- Drugs: acetazolamide, aminosalicylic acid, glucose infusions, amphotericin B, carbenicillin, cisplatin, diuretics (K wasting), insulin, laxatives, lithium carbonate, penicillin G sodium (high doses), phenothiazines, salicylates (aspirin), and sodium polystyrene sulfonate (kayexalate)
Ranges: The following are the reference ranges for this lab. However, lab ranges can vary by laboratory and country. 
|Standard U.S. Units||Standard International Units|
|Conventional Laboratory Range||3.5-5.3 mEq/L||3.5-5.3 mmol/L|
|Optimal Range||4.0-4.5 mEq/L||4.0-4.5 mmol/L|
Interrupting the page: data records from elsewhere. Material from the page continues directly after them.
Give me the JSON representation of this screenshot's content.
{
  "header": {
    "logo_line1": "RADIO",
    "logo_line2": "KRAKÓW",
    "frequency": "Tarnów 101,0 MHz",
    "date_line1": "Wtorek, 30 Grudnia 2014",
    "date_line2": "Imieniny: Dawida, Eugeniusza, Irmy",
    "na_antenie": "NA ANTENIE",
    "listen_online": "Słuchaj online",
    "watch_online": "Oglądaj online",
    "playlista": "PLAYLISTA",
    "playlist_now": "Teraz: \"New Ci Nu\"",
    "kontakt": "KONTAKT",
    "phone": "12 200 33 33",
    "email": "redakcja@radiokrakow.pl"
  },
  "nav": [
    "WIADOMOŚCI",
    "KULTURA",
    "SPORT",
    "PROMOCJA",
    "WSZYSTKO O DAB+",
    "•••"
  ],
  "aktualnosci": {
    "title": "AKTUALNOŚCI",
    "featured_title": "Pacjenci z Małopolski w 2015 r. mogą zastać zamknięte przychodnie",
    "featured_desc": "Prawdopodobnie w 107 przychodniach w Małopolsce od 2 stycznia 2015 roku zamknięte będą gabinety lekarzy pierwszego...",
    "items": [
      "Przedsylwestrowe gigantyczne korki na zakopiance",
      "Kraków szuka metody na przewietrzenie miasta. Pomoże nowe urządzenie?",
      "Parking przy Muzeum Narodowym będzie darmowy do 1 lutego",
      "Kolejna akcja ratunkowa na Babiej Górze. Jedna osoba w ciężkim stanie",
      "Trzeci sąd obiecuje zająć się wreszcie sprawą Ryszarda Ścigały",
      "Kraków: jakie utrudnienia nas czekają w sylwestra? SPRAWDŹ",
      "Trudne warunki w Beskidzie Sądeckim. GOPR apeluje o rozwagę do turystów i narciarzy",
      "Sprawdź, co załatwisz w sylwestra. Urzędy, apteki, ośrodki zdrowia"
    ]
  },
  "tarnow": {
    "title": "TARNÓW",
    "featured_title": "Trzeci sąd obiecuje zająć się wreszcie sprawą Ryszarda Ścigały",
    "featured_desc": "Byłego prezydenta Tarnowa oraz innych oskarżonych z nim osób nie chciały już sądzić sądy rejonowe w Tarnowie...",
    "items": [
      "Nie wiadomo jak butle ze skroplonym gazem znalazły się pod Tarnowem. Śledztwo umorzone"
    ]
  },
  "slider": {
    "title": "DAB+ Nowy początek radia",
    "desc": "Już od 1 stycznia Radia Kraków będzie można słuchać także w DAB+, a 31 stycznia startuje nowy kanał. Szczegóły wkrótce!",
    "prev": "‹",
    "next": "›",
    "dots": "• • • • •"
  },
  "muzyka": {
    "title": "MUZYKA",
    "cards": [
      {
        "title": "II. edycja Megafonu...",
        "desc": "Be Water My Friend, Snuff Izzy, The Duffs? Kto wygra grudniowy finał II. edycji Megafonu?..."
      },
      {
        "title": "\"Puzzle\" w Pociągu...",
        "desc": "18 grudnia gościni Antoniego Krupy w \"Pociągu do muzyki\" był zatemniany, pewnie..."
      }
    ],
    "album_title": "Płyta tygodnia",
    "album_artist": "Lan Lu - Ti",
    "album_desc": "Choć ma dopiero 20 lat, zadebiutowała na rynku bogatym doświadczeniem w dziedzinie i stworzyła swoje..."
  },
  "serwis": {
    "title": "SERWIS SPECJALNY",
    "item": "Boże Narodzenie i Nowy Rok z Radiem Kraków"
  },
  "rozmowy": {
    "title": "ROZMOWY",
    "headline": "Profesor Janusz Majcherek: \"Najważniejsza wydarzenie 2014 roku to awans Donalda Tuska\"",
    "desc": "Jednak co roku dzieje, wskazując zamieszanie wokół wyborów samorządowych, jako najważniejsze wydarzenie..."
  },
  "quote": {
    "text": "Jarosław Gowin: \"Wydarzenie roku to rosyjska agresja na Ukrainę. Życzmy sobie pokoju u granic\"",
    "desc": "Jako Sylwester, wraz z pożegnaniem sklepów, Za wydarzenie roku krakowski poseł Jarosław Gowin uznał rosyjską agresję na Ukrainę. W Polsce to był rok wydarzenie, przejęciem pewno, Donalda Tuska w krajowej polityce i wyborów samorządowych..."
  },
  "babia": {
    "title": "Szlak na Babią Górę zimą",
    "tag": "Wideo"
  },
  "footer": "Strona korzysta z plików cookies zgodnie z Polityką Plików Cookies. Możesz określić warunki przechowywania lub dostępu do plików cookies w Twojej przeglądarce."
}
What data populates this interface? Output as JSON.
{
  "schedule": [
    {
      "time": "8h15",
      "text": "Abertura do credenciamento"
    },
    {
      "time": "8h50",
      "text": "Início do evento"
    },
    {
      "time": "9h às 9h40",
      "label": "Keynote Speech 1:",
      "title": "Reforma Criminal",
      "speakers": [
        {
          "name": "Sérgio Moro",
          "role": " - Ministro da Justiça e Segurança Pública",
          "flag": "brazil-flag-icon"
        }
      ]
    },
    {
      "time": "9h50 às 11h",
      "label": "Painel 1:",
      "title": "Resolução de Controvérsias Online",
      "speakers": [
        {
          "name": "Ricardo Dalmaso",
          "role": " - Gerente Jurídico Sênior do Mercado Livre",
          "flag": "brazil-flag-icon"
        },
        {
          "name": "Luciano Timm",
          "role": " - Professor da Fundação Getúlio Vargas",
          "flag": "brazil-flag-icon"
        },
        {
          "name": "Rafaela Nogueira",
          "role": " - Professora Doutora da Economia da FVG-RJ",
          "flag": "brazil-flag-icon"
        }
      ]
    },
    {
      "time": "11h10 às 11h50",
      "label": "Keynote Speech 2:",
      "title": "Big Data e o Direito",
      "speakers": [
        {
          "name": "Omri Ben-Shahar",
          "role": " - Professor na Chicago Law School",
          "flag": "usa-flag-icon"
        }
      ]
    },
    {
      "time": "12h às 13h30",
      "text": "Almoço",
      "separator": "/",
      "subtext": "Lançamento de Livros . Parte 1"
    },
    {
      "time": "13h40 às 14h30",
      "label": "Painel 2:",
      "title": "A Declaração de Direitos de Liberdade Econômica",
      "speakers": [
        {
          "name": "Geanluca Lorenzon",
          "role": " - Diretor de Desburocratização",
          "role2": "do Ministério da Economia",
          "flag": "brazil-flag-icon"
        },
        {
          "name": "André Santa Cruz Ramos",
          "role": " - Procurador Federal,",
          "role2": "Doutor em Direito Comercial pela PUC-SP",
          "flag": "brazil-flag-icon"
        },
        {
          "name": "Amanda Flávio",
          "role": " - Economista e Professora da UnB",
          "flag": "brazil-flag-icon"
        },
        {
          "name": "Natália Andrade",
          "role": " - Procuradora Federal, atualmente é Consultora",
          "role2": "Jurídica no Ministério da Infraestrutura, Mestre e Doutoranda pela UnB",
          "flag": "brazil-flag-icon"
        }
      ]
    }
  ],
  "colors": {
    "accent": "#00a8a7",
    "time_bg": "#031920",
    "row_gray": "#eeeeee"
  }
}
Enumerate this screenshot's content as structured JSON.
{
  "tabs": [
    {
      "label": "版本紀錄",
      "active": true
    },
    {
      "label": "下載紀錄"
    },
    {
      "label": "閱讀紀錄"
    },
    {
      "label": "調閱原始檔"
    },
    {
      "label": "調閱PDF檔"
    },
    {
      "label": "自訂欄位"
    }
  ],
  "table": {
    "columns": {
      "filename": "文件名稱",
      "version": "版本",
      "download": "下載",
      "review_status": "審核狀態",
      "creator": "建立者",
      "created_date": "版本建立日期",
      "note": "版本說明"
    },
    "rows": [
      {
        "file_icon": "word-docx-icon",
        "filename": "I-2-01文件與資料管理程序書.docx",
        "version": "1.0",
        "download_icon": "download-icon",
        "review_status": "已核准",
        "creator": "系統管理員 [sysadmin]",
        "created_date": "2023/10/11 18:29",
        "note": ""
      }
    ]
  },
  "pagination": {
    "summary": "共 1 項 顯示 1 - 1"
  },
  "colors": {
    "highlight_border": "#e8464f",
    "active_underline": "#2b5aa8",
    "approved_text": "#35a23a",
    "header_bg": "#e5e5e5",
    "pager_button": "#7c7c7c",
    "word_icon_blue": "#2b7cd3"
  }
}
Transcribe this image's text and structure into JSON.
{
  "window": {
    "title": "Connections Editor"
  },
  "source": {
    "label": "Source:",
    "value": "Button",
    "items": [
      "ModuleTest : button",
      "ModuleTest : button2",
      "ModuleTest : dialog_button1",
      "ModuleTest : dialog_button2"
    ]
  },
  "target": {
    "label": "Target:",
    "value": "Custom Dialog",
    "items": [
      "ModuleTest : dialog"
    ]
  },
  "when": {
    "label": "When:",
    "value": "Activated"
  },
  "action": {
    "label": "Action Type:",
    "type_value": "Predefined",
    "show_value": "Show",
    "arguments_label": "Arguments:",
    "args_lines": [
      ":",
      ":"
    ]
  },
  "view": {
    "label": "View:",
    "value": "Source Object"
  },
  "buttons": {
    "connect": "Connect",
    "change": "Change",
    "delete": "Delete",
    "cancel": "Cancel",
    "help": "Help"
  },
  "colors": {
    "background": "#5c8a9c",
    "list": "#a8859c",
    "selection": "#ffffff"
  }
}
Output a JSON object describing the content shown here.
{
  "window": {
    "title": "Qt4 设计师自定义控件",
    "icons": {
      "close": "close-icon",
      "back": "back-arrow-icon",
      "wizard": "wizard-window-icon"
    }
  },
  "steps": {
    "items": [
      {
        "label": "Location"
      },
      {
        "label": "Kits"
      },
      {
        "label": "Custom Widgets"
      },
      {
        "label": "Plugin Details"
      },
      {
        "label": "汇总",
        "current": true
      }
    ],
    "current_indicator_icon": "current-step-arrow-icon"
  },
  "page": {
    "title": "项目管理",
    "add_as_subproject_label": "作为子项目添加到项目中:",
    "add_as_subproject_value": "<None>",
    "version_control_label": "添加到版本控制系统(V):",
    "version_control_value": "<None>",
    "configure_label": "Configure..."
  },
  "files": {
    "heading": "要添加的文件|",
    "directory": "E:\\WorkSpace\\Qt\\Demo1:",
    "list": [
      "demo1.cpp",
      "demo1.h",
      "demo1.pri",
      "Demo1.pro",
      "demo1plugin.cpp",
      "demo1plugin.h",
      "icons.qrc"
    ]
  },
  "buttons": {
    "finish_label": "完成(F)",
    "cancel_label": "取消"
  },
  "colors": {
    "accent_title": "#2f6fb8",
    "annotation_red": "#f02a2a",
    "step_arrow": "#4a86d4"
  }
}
|Alarm Ranges||<3.0 or >6.0 mEq/L||<3.0 or >6.0 mmol/L|
High levels indicate:
- Adrenal hypofunction
- Tissue destruction
- Metabolic acidosis
- Other conditions: respiratory distress, renal failure, renal insufficiency, bradycardia, diabetes, Addison's disease
Low levels indicate:
- Adrenal hyperfunction
- Benign essential hypertension
- Other conditions: anemia, diets high in refined carbohydrates, acute and chronic diarrhea, hypertension, Familial periodic paralysis
- Drugs such as diuretics
- Plasma and salivary cortisol, blood aldosterone, serum calcium, serum chloride, serum sodium, CO2 and anion gap; HGB, HCT, and RBC, serum BUN, serum creatinine, serum and salivary dehydroepiandrosterone (DHEA)
- ↑ Pagana Kathleen D, Pagana Timothy J, (1998) Mosby's Manual of Diagnostic and Laboratory Tests, Mosby, Inc
- ↑ 2.0 2.1 Weatherby Dicken, Ferguson Scott (2002) Blood Chemistry and CBC Analysis: Clinical Laboratory Testing from a Functional Perspective, Bear Mountain